* Web page and app entries
________
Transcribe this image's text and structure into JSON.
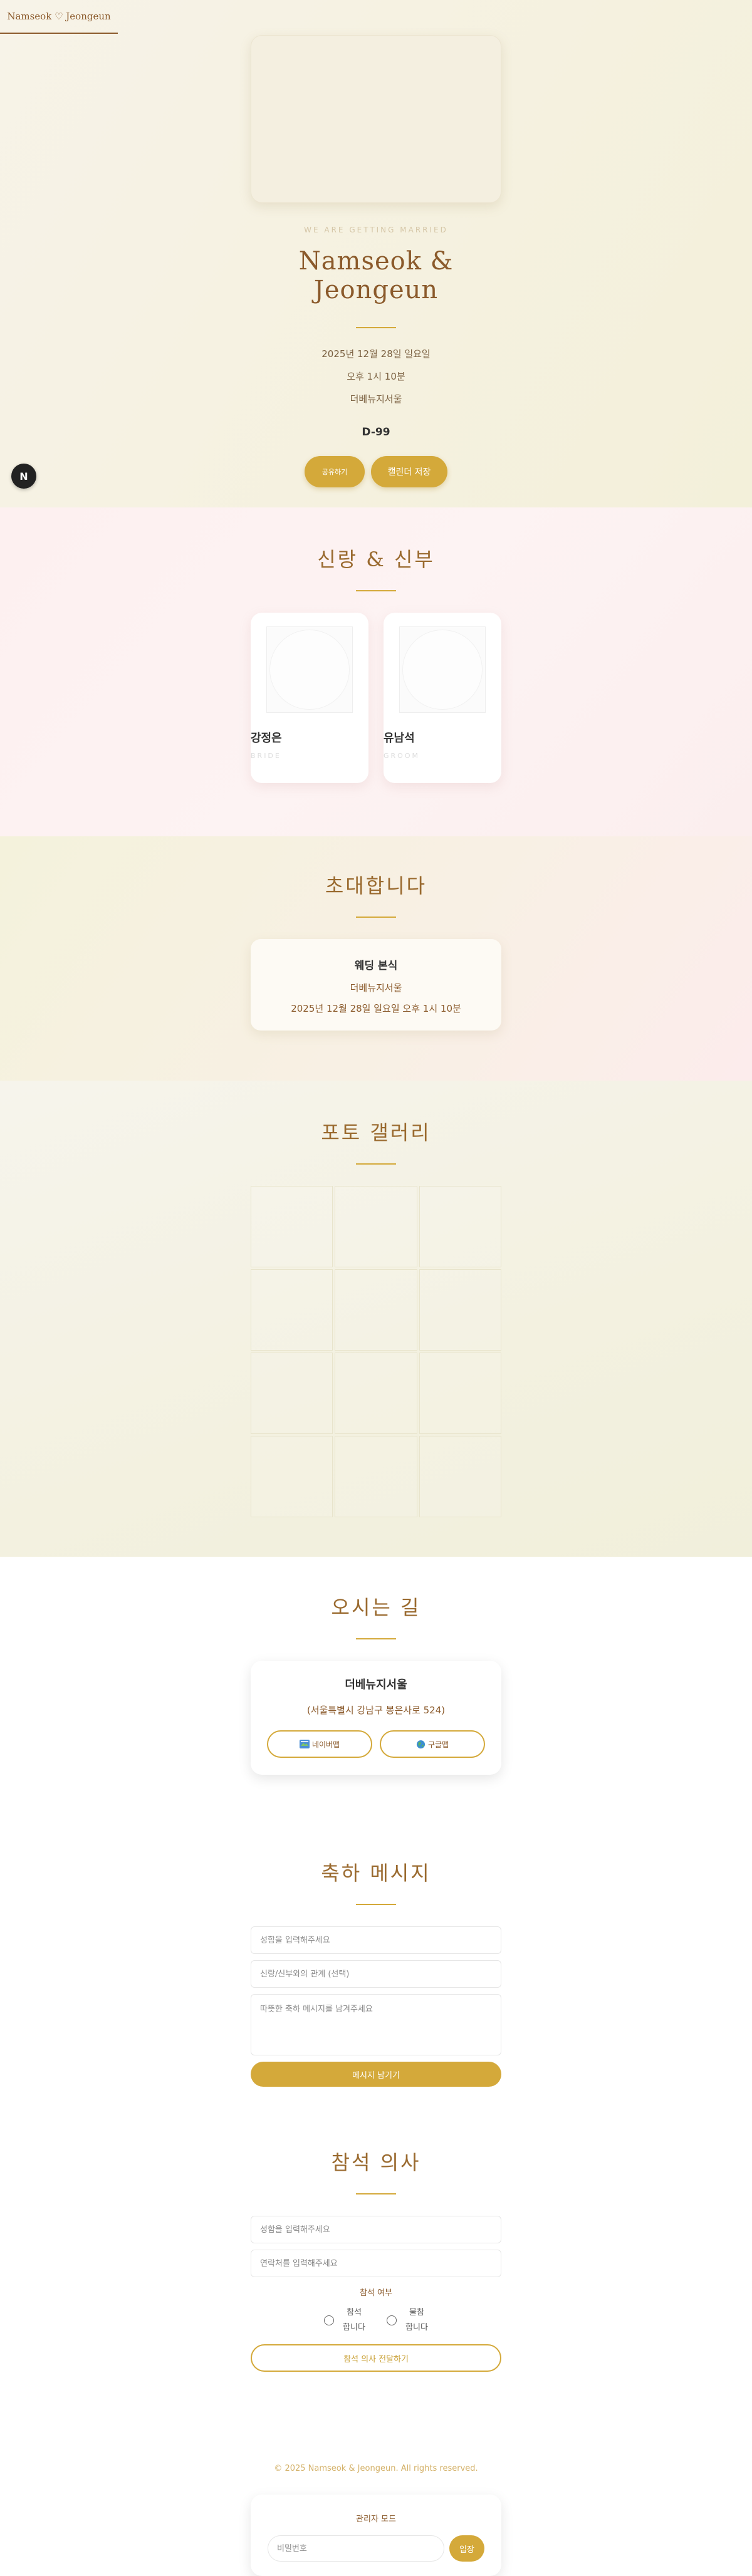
{
  "brand": {
    "label": "Namseok ♡ Jeongeun"
  },
  "fab": {
    "label": "N"
  },
  "hero": {
    "eyebrow": "WE ARE GETTING MARRIED",
    "title": "Namseok & Jeongeun",
    "date": "2025년 12월 28일 일요일",
    "time": "오후 1시 10분",
    "venue": "더베뉴지서울",
    "dday": "D-99",
    "share_label": "공유하기",
    "calendar_label": "캘린더 저장"
  },
  "couple": {
    "title": "신랑 & 신부",
    "bride": {
      "name": "강정은",
      "role": "BRIDE"
    },
    "groom": {
      "name": "유남석",
      "role": "GROOM"
    }
  },
  "invite": {
    "title": "초대합니다",
    "card_title": "웨딩 본식",
    "venue": "더베뉴지서울",
    "datetime": "2025년 12월 28일 일요일 오후 1시 10분"
  },
  "gallery": {
    "title": "포토 갤러리"
  },
  "directions": {
    "title": "오시는 길",
    "venue": "더베뉴지서울",
    "address": "(서울특별시 강남구 봉은사로 524)",
    "naver_label": "네이버맵",
    "google_label": "구글맵",
    "naver_icon": "map-icon",
    "google_icon": "globe-icon"
  },
  "messages": {
    "title": "축하 메시지",
    "name_placeholder": "성함을 입력해주세요",
    "relation_placeholder": "신랑/신부와의 관계 (선택)",
    "message_placeholder": "따뜻한 축하 메시지를 남겨주세요",
    "submit_label": "메시지 남기기"
  },
  "rsvp": {
    "title": "참석 의사",
    "name_placeholder": "성함을 입력해주세요",
    "phone_placeholder": "연락처를 입력해주세요",
    "attendance_label": "참석 여부",
    "option_yes": "참석 합니다",
    "option_no": "불참 합니다",
    "submit_label": "참석 의사 전달하기"
  },
  "footer": {
    "copyright": "© 2025 Namseok & Jeongeun. All rights reserved.",
    "admin_title": "관리자 모드",
    "password_placeholder": "비밀번호",
    "admin_button": "입장"
  },
  "colors": {
    "accent": "#d4a93a",
    "title": "#9a6a2f",
    "brown": "#8b5a2b"
  }
}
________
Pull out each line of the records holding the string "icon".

    "naver_icon": "map-icon",
    "google_icon": "globe-icon"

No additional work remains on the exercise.